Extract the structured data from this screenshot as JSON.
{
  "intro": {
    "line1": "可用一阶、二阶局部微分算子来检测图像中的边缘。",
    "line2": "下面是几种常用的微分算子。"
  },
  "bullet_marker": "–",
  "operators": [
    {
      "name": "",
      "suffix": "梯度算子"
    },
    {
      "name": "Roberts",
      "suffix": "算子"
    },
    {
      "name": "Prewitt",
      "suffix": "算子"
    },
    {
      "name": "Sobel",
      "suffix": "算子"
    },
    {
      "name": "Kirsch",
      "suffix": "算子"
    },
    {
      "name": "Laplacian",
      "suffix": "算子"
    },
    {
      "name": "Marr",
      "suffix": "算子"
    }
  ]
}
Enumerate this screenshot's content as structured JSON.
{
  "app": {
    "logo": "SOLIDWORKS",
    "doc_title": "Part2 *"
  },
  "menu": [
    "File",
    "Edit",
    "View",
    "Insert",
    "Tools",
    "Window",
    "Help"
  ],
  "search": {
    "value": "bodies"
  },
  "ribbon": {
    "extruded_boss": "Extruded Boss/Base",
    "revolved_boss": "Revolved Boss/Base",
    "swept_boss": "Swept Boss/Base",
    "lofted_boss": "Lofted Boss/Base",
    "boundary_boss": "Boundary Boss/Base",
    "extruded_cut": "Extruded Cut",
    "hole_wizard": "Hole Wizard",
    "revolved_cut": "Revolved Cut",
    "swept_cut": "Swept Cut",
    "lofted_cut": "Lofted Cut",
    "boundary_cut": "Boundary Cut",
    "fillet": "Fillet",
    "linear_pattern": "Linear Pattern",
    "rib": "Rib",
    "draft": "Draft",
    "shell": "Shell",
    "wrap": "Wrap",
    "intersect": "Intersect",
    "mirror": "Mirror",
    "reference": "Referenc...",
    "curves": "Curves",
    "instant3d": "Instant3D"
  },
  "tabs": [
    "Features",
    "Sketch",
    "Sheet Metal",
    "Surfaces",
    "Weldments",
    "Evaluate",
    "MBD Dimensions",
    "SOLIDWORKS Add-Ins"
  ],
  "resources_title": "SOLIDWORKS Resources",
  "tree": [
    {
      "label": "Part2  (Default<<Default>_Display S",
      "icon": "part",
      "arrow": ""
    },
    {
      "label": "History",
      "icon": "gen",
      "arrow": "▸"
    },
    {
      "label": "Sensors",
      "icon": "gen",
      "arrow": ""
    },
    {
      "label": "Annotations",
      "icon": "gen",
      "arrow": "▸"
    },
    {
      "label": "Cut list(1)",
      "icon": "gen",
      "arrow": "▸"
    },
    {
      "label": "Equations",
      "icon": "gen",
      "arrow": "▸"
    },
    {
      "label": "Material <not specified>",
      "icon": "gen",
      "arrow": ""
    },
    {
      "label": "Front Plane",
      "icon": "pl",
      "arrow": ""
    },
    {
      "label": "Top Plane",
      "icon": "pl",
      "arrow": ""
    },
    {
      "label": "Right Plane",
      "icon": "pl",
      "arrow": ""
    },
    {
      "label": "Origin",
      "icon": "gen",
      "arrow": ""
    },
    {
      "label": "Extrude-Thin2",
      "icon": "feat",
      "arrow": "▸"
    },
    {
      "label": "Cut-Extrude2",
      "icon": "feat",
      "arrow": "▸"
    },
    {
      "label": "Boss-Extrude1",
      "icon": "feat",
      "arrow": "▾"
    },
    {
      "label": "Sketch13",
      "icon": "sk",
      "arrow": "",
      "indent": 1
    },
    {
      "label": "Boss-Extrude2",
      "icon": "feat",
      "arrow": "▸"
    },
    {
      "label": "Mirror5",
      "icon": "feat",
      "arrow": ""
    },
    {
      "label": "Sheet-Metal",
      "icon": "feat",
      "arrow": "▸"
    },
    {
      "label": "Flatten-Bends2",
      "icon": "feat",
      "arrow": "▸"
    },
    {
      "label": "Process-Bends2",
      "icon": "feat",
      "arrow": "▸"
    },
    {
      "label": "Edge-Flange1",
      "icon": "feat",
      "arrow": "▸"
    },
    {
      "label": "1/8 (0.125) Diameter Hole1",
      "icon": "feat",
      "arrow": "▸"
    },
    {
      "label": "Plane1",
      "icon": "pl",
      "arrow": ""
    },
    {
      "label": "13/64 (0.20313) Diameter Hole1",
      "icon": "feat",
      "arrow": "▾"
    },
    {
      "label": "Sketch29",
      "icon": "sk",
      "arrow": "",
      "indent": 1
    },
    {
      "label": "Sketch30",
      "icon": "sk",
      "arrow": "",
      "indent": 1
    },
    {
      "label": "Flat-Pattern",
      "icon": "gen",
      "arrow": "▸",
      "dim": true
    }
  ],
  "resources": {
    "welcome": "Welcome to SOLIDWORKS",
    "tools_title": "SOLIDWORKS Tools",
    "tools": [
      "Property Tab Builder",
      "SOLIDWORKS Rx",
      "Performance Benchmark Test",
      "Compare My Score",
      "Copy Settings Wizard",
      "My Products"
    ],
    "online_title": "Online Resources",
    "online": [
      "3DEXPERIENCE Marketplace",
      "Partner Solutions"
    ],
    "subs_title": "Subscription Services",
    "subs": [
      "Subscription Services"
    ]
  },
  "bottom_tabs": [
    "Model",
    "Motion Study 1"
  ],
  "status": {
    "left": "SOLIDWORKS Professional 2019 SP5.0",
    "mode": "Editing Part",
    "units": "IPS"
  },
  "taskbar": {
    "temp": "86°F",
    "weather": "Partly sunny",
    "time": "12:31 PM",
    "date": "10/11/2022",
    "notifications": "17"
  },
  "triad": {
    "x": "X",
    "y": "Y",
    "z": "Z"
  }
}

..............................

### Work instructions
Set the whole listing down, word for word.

### Task result
Extract the structured data from this screenshot as JSON.
{
  "intro": {
    "line1": "可用一阶、二阶局部微分算子来检测图像中的边缘。",
    "line2": "下面是几种常用的微分算子。"
  },
  "bullet_marker": "–",
  "operators": [
    {
      "name": "",
      "suffix": "梯度算子"
    },
    {
      "name": "Roberts",
      "suffix": "算子"
    },
    {
      "name": "Prewitt",
      "suffix": "算子"
    },
    {
      "name": "Sobel",
      "suffix": "算子"
    },
    {
      "name": "Kirsch",
      "suffix": "算子"
    },
    {
      "name": "Laplacian",
      "suffix": "算子"
    },
    {
      "name": "Marr",
      "suffix": "算子"
    }
  ]
}
Enumerate this screenshot's content as structured JSON.
{
  "app": {
    "logo": "SOLIDWORKS",
    "doc_title": "Part2 *"
  },
  "menu": [
    "File",
    "Edit",
    "View",
    "Insert",
    "Tools",
    "Window",
    "Help"
  ],
  "search": {
    "value": "bodies"
  },
  "ribbon": {
    "extruded_boss": "Extruded Boss/Base",
    "revolved_boss": "Revolved Boss/Base",
    "swept_boss": "Swept Boss/Base",
    "lofted_boss": "Lofted Boss/Base",
    "boundary_boss": "Boundary Boss/Base",
    "extruded_cut": "Extruded Cut",
    "hole_wizard": "Hole Wizard",
    "revolved_cut": "Revolved Cut",
    "swept_cut": "Swept Cut",
    "lofted_cut": "Lofted Cut",
    "boundary_cut": "Boundary Cut",
    "fillet": "Fillet",
    "linear_pattern": "Linear Pattern",
    "rib": "Rib",
    "draft": "Draft",
    "shell": "Shell",
    "wrap": "Wrap",
    "intersect": "Intersect",
    "mirror": "Mirror",
    "reference": "Referenc...",
    "curves": "Curves",
    "instant3d": "Instant3D"
  },
  "tabs": [
    "Features",
    "Sketch",
    "Sheet Metal",
    "Surfaces",
    "Weldments",
    "Evaluate",
    "MBD Dimensions",
    "SOLIDWORKS Add-Ins"
  ],
  "resources_title": "SOLIDWORKS Resources",
  "tree": [
    {
      "label": "Part2  (Default<<Default>_Display S",
      "icon": "part",
      "arrow": ""
    },
    {
      "label": "History",
      "icon": "gen",
      "arrow": "▸"
    },
    {
      "label": "Sensors",
      "icon": "gen",
      "arrow": ""
    },
    {
      "label": "Annotations",
      "icon": "gen",
      "arrow": "▸"
    },
    {
      "label": "Cut list(1)",
      "icon": "gen",
      "arrow": "▸"
    },
    {
      "label": "Equations",
      "icon": "gen",
      "arrow": "▸"
    },
    {
      "label": "Material <not specified>",
      "icon": "gen",
      "arrow": ""
    },
    {
      "label": "Front Plane",
      "icon": "pl",
      "arrow": ""
    },
    {
      "label": "Top Plane",
      "icon": "pl",
      "arrow": ""
    },
    {
      "label": "Right Plane",
      "icon": "pl",
      "arrow": ""
    },
    {
      "label": "Origin",
      "icon": "gen",
      "arrow": ""
    },
    {
      "label": "Extrude-Thin2",
      "icon": "feat",
      "arrow": "▸"
    },
    {
      "label": "Cut-Extrude2",
      "icon": "feat",
      "arrow": "▸"
    },
    {
      "label": "Boss-Extrude1",
      "icon": "feat",
      "arrow": "▾"
    },
    {
      "label": "Sketch13",
      "icon": "sk",
      "arrow": "",
      "indent": 1
    },
    {
      "label": "Boss-Extrude2",
      "icon": "feat",
      "arrow": "▸"
    },
    {
      "label": "Mirror5",
      "icon": "feat",
      "arrow": ""
    },
    {
      "label": "Sheet-Metal",
      "icon": "feat",
      "arrow": "▸"
    },
    {
      "label": "Flatten-Bends2",
      "icon": "feat",
      "arrow": "▸"
    },
    {
      "label": "Process-Bends2",
      "icon": "feat",
      "arrow": "▸"
    },
    {
      "label": "Edge-Flange1",
      "icon": "feat",
      "arrow": "▸"
    },
    {
      "label": "1/8 (0.125) Diameter Hole1",
      "icon": "feat",
      "arrow": "▸"
    },
    {
      "label": "Plane1",
      "icon": "pl",
      "arrow": ""
    },
    {
      "label": "13/64 (0.20313) Diameter Hole1",
      "icon": "feat",
      "arrow": "▾"
    },
    {
      "label": "Sketch29",
      "icon": "sk",
      "arrow": "",
      "indent": 1
    },
    {
      "label": "Sketch30",
      "icon": "sk",
      "arrow": "",
      "indent": 1
    },
    {
      "label": "Flat-Pattern",
      "icon": "gen",
      "arrow": "▸",
      "dim": true
    }
  ],
  "resources": {
    "welcome": "Welcome to SOLIDWORKS",
    "tools_title": "SOLIDWORKS Tools",
    "tools": [
      "Property Tab Builder",
      "SOLIDWORKS Rx",
      "Performance Benchmark Test",
      "Compare My Score",
      "Copy Settings Wizard",
      "My Products"
    ],
    "online_title": "Online Resources",
    "online": [
      "3DEXPERIENCE Marketplace",
      "Partner Solutions"
    ],
    "subs_title": "Subscription Services",
    "subs": [
      "Subscription Services"
    ]
  },
  "bottom_tabs": [
    "Model",
    "Motion Study 1"
  ],
  "status": {
    "left": "SOLIDWORKS Professional 2019 SP5.0",
    "mode": "Editing Part",
    "units": "IPS"
  },
  "taskbar": {
    "temp": "86°F",
    "weather": "Partly sunny",
    "time": "12:31 PM",
    "date": "10/11/2022",
    "notifications": "17"
  },
  "triad": {
    "x": "X",
    "y": "Y",
    "z": "Z"
  }
}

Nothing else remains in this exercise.